The current model for NASA's quiet-boom X-plane includes a number of unique design features to dampen the noise of a sonic boom. A long nose with a flattened tip, designed to be hollow on the full-scale X-plane, is shaped to prevent shock waves from coalescing on the front of the craft. These pockets of air pressure on the surface of the plane reach a point of maximum pressure at the front of the aircraft, followed by minimum pressure at the rear as the plane breaks the sound barrier. The tendency of multiple shock waves to combine before breaking the sound barrier produces the distinct double bang that aerospace engineers refer to as an "N wave" sonic boom. By keeping the shock waves separated on the airframe, the noise of a sonic boom can be reduced to a lower rumble.

The aircraft's wing, horizontal tail, and vertical fin with a small trim surface are also designed to prevent the coalescing of shock waves, but on the rear of the craft. The "gull wing," with bends in the wing surface, helps spread the sound waves of a sonic boom over a wider area below the craft, while small canards on the front assist with aircraft control. NASA is shooting for a sonic boom noise of 70-75 perceived decibel level (PLdB), significantly lower than the 105 PLdB that the Concorde made.

The length of the nose and cockpit design, which is embedded in the fuselage, both limit the pilot's field of view significantly. To fly the craft safely, NASA is developing an external vision system (XVS) with a high-definition camera in front of the cockpit, a lower-resolution camera under the aircraft for approach and landing, and a 4K ultra-high-definition display in the cockpit with overlaid heads up display icons, similar to the HUD system in a fighter jet.

NASA is using an off-the-shelf GE F414 afterburning turbofan to power the low-boom demonstrator, the same engine used by the F/A-18 Super Hornet. Embedded in the tail as a "dorsal engine," the turbofan is outfitted with a diverterless supersonic inlet, which prevents air close to the airframe, known as boundary layer airflow, from entering the intake. Lockheed plans to conduct tests on the inlet design in the coming months at its facilities in Fort Worth, Texas.

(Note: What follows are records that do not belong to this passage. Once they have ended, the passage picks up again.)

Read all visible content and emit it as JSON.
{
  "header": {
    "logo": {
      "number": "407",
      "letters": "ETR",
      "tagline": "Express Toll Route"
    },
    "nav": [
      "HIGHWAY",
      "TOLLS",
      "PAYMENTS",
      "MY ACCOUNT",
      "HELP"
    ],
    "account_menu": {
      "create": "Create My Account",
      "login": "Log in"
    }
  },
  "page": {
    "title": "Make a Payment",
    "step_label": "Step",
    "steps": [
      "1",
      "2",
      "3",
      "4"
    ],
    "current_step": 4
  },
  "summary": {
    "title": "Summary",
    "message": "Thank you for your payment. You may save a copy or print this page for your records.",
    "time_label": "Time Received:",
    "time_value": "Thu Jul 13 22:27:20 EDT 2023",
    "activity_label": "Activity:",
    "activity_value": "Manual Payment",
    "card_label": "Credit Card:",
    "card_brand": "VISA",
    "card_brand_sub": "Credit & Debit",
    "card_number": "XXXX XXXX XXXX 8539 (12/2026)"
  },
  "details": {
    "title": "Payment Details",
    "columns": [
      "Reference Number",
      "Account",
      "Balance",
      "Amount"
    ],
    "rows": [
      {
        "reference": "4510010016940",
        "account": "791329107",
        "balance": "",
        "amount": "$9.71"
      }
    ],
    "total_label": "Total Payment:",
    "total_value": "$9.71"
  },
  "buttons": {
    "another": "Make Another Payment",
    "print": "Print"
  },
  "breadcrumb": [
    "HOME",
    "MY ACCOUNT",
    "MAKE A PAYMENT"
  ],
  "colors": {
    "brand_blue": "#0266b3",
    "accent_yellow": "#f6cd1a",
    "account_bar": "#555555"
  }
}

In addition, vertical surfaces known as vortex generators sit just behind the cockpit and camera housing to divert the disturbed airflow over these surfaces away from the engine.

NASA (National Aeronautics and Space Administration) keep this program low cost, so planning to use a number of existing aircraft parts to design the LBFD (Low-Boom Flight Demonstration) X-plane. NASA (National Aeronautics and Space Administration) will use F414 engine, repurpose the rear cockpit of a T-38 to serve as the supersonic X-plane's cockpit. This rear cockpit including canopy and ejection seat. Jet engine, about the weight of an F-16. This jet will use F-16 landing gear and brakes for high-speed landings. This F-16 jet can touchdown expected at 180 knots, or 207 mph.

Once the full-scale aircraft is complete, NASA (National Aeronautics and Space Administration) will begin the flight tests over the deserts of Edwards Air Force Base. Deserts of Edward Air Force Base where so many X-planes have pushed the envelope of aircraft capability. This place can dating all the way back to the era of Chuck Yeager and The Right Stuff. After the supersonic flight tests to about Mach 1.4 are completed, NASA (National Aeronautics and Space Administration) plans to fly the aircraft over residential communities to gauge public response to the noise. After this survey, the information could be presented to lawmakers in an effort to loosen supersonic flight restrictions over land.

Multiple commercial purpose aviation, the companies are working to build new supersonic passenger X-planes in the post-Concorde era. New supersonic passenger X-planes including Spike Aerospace, Boom Supersonic, and a partnership between Aerion and Airbus. More successful to build the supersonic passenger X-planes will be limited to breaking the sound barrier on over-ocean routes exclusively. NASA (National Aeronautics and Space Administration) hopes its next supersonic plane can faster-than-sound X-plane.